I stare down into the deep brown eyes of a small, kind-hearted child as I wearily ask him for the hundredth time to do as he is told. To stop talking. To stop climbing up the slide. To stop throwing dirt. To keep his hands to himself. I don’t always grant this poor child grace. I don’t always speak to him kindly or lovingly. But he still shows me love. He still shows me grace. On some days when he has worn on my heart and patience, he runs up to hug me before he leaves. He still wants to hold my hand when I walk beside him and he still tells me funny stories about his life despite the fact that I put him in time out five minutes earlier.
Unfortunately I don’t always see him this way, but this child is a blessing. He reminds me of my human nature. He reminds me of myself. He reminds me of my desire to be loved and cared for and of my sometimes stubborn heart and cast iron will.
I know you supposedly grow wiser as you grow older, but in some ways these children that I work with are a little ahead of me. Of the children I work with, the majority of them will return my sometimes harsh correction with a smile and a hug. How willing am I to be that loving? Or that gracious? I can hold on to a grudge for an embarrassing amount of time. I run short on patience and understanding so often.
This child is patient with me even though I’m sometimes not patient with him. Children are so generous with their love and affection despite who you are or what you’ve done. One of the reasons that I love children is because they are willing to tell you they love you before telling you their name or even knowing yours.
They show me how I should live.
I should love unconditionally and without reservations.
I should forgive and forget easily.
I should grant grace generously.
As we grow up, the world makes us hard. It forces us to build a wall around our heart. We forget how to love and give. We forget to show grace and forgiveness.
When we were little, a stolen toy was solved by an apology and a hug, then you kept on playing like nothing ever happened. As we get older, apologies become harder to accept and harder to give. We don’t go on about our life like nothing ever happened, we decide to hold grudges instead.
When we were little, we didn’t care what anyone wore or what they looked like. We accepted everyone anyways. Now, it seems like acceptance has to be earned by what brand names you wear or the dollar amount in the bank.

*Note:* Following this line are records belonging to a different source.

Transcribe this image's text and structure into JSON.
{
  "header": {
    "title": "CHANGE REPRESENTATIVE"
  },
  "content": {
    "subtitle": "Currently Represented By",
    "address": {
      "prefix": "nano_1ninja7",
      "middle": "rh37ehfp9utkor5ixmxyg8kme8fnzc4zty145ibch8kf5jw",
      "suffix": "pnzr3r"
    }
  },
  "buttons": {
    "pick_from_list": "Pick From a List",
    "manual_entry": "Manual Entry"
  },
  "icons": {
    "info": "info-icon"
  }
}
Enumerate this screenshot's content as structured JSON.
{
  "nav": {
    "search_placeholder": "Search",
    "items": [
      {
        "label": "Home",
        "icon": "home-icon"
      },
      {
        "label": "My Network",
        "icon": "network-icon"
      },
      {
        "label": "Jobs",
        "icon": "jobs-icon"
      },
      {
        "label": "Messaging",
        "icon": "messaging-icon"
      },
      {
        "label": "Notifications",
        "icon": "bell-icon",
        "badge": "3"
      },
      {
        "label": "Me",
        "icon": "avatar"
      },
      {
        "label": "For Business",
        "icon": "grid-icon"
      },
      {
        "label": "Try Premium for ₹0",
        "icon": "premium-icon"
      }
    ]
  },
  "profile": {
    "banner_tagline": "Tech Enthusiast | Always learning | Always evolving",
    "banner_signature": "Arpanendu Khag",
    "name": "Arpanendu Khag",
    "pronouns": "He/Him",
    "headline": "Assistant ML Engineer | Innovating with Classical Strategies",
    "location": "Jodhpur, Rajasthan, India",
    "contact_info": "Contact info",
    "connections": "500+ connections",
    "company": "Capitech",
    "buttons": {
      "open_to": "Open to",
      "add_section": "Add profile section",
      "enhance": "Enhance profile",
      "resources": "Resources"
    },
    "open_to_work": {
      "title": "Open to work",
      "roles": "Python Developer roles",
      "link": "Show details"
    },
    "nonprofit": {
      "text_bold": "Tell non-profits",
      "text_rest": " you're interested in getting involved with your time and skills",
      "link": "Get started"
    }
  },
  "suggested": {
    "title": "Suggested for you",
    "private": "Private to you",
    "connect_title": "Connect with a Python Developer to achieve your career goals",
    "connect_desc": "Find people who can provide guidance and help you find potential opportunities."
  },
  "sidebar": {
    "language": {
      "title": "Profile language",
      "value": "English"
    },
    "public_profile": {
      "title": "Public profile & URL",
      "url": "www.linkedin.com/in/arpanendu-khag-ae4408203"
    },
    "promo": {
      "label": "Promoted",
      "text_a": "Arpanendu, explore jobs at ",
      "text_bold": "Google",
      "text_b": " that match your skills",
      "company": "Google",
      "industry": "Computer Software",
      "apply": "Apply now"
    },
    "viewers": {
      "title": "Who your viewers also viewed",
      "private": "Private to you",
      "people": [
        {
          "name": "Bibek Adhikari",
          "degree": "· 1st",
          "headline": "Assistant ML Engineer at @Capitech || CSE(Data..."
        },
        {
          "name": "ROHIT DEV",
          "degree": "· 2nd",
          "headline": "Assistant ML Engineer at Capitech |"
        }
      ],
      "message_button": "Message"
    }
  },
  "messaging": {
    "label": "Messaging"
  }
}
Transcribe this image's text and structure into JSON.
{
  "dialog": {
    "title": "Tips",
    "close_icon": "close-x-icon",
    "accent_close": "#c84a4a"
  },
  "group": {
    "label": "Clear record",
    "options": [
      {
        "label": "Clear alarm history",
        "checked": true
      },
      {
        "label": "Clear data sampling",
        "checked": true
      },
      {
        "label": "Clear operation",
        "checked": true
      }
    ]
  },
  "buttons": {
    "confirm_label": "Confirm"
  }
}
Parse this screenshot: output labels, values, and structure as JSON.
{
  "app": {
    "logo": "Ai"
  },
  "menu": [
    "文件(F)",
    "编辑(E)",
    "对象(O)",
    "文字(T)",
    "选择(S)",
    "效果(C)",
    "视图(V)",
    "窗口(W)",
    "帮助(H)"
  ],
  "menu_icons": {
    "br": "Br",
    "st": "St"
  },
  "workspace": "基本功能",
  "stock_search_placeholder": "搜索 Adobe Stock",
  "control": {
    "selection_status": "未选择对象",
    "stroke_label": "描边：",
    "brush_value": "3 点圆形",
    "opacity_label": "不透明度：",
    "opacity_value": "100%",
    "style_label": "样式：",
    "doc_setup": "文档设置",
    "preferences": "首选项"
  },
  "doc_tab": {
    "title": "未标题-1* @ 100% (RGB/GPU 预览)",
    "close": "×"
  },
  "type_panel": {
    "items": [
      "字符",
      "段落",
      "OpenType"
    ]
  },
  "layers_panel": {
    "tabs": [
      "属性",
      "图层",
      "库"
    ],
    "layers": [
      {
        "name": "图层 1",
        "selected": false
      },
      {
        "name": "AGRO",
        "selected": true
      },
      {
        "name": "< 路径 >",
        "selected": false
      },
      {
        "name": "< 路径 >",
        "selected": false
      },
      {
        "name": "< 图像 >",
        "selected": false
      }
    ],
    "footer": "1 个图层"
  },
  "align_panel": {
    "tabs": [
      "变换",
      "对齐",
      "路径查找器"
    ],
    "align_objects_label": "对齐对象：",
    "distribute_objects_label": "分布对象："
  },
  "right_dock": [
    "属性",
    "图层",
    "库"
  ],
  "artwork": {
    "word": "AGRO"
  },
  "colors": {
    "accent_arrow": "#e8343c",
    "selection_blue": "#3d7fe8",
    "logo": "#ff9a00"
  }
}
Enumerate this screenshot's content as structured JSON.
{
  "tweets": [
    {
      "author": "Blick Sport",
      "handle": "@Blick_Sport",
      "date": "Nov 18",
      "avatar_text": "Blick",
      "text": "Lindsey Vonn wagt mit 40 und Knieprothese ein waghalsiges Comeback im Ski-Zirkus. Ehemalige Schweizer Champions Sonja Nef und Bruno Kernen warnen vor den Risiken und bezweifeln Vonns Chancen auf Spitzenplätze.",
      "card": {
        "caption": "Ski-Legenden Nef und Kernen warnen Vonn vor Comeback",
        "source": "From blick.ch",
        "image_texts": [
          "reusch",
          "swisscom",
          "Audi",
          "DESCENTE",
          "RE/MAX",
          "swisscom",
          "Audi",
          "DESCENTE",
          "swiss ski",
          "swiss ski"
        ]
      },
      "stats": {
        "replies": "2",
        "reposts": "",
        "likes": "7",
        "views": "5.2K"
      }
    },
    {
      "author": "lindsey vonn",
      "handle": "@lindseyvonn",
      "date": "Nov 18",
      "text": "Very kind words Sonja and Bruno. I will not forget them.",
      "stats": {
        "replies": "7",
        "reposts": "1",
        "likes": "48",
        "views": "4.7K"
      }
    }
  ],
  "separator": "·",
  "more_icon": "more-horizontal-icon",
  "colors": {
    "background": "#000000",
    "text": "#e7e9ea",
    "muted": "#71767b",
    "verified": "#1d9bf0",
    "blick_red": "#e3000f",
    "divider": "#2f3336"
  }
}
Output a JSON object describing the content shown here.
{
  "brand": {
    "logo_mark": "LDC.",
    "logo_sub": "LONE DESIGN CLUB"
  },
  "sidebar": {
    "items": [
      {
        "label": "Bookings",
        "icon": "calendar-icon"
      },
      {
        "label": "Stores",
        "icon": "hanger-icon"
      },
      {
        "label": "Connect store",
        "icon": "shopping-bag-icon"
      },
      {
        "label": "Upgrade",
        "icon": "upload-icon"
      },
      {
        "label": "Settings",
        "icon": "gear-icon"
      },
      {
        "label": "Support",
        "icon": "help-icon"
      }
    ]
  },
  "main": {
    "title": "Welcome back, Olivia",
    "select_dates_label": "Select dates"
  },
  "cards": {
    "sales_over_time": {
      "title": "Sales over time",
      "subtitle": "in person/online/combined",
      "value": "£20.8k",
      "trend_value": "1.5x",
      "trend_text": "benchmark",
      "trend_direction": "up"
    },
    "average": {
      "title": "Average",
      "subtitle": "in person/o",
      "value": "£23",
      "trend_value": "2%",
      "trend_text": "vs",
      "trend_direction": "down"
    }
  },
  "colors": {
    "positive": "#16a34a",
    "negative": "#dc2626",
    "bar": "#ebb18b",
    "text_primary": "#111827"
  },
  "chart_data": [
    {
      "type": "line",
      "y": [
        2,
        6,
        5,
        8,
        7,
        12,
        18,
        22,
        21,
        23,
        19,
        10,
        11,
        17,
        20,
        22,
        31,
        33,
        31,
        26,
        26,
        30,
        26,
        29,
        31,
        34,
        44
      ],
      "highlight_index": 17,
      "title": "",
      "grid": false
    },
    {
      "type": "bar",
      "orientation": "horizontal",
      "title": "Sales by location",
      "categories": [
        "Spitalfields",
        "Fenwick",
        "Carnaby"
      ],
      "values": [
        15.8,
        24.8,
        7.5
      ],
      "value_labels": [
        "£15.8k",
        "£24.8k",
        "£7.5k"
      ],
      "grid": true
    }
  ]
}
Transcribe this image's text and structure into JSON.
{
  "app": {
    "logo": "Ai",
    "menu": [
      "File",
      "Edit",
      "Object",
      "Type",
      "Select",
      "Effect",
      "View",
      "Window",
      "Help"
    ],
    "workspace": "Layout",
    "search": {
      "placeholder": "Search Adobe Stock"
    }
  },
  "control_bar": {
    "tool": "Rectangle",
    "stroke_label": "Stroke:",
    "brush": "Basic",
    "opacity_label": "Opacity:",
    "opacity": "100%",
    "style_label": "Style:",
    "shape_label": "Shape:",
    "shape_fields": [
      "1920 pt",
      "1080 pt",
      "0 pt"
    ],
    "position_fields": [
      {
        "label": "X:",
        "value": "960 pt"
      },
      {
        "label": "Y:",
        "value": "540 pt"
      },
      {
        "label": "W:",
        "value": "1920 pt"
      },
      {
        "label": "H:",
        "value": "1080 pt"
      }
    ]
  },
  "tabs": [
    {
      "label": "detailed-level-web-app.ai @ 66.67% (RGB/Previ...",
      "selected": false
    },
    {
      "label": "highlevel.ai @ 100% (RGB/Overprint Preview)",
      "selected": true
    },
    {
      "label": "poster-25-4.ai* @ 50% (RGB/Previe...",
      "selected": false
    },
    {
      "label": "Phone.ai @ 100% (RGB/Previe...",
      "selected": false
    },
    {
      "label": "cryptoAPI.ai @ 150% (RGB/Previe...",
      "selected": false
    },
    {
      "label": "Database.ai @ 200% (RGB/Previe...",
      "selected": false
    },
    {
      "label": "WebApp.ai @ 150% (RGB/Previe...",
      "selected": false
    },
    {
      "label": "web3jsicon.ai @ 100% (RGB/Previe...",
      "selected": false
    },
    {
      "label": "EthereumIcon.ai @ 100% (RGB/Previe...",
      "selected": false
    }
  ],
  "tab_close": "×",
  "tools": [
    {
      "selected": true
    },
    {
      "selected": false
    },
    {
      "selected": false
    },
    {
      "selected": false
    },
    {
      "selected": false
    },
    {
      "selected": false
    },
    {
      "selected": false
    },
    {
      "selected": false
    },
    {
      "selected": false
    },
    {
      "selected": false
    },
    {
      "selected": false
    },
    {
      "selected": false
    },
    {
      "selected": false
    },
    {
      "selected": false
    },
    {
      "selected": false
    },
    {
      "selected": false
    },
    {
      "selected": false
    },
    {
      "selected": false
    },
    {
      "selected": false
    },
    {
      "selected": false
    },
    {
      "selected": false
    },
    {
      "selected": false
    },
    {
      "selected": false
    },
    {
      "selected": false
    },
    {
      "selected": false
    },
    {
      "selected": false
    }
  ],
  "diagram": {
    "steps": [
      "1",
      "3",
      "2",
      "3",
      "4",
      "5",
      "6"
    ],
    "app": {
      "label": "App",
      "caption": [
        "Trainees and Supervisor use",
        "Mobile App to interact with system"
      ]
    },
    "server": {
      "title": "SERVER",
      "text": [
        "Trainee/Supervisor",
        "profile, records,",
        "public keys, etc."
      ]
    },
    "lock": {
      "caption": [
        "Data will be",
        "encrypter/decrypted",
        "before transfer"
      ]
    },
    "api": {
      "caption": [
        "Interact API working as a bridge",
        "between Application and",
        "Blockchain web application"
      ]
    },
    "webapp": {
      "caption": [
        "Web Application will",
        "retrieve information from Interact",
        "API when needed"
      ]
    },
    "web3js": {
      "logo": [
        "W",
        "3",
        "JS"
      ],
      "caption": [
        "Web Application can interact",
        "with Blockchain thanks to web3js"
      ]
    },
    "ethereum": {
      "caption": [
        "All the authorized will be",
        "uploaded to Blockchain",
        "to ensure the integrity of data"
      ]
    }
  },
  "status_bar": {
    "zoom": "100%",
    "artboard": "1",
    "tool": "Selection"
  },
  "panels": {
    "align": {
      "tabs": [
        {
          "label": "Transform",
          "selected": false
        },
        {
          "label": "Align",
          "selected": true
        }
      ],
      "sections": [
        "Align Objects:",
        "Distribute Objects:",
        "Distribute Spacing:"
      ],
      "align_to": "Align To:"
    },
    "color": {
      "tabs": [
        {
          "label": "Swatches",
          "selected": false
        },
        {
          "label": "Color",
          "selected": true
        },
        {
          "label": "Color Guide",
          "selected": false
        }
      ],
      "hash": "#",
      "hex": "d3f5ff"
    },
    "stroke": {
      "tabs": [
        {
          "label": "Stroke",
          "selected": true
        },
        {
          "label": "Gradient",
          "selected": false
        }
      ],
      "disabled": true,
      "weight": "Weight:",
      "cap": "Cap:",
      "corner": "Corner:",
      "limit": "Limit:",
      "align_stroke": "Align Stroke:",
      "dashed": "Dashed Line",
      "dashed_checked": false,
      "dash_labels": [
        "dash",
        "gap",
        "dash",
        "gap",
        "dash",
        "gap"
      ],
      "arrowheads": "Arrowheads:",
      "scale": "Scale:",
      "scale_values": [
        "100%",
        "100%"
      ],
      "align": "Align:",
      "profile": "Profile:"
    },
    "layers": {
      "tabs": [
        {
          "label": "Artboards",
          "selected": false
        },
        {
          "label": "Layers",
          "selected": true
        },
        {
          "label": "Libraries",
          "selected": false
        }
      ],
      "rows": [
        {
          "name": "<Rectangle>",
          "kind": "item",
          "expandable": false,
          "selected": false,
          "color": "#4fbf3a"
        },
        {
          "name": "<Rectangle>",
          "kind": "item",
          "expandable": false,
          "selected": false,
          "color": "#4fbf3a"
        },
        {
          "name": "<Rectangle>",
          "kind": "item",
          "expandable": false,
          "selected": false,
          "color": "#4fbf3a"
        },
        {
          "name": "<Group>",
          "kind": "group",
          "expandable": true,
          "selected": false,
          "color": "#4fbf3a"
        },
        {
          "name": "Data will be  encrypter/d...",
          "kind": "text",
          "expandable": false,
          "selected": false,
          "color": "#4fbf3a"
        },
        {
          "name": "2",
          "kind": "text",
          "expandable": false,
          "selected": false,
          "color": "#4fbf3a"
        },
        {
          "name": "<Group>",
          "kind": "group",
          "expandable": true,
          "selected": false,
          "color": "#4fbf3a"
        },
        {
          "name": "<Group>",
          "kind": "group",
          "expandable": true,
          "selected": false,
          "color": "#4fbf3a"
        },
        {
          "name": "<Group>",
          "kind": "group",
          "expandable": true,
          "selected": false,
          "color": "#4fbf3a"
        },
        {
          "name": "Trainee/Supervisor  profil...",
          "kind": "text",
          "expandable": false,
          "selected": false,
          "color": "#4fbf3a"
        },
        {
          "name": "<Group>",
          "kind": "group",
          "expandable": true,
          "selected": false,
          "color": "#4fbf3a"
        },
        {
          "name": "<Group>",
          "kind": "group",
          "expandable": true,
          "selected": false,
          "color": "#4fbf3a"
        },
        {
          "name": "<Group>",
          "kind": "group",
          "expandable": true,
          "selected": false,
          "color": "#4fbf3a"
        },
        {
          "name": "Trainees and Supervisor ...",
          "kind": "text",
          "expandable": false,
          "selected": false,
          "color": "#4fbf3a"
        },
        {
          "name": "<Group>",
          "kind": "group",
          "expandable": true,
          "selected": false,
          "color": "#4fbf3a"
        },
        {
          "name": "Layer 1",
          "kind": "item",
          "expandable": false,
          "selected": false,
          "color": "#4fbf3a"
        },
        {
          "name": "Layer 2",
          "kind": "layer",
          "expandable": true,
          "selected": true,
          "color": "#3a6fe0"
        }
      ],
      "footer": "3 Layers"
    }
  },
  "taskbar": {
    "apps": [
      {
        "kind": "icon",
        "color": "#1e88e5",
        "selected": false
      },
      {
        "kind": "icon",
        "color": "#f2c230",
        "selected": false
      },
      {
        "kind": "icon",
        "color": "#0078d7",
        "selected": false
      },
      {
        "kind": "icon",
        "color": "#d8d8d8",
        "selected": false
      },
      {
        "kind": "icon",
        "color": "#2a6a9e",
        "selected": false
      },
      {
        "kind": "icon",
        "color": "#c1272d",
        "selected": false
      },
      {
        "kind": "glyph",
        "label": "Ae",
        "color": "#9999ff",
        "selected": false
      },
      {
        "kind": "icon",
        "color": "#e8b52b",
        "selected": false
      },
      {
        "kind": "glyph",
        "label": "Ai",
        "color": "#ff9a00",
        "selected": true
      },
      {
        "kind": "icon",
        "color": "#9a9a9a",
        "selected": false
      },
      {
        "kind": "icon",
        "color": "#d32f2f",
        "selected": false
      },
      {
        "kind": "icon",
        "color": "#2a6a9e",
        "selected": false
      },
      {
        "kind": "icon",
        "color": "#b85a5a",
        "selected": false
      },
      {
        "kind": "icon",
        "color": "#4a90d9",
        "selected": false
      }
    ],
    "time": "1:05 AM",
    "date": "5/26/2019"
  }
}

“And he said: ‘Truly I tell you, unless you change and become like little children, you will never enter the kingdom of heaven. Therefore, whoever takes the lowly position of this child is the greatest in the kingdom of heaven.” Matthew 18: 3-4
Jesus tells us to live as children, to humble yourself and live like a child lives. To do that means to love and forgive like you did before the world turned your heart into stone. It means to grant grace and kindness without conditions. As I try to learn how to live graciously, I pray that God gives me the love and patience that this precious child has. God bless the little children.